* Work order: Copy out all the lines of the data that hold the word "eyebrow".

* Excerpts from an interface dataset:

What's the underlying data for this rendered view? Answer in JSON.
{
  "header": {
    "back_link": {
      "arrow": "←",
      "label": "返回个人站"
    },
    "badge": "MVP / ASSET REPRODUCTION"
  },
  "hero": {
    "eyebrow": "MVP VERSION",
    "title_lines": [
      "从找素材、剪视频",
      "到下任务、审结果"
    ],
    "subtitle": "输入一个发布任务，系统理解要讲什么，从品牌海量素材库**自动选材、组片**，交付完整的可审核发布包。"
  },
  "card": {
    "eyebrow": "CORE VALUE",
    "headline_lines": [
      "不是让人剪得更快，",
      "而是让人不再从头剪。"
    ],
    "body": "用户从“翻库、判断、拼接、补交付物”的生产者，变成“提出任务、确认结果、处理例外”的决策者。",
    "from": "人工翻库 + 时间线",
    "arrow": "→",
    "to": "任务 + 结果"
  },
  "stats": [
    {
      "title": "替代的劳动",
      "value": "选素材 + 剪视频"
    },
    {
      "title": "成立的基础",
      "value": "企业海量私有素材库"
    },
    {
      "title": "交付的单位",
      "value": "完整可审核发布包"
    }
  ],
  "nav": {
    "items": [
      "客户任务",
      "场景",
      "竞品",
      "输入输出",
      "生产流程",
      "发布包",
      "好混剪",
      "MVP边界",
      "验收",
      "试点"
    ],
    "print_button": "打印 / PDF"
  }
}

* Problem solution:
    "eyebrow": "MVP VERSION",
    "eyebrow": "CORE VALUE",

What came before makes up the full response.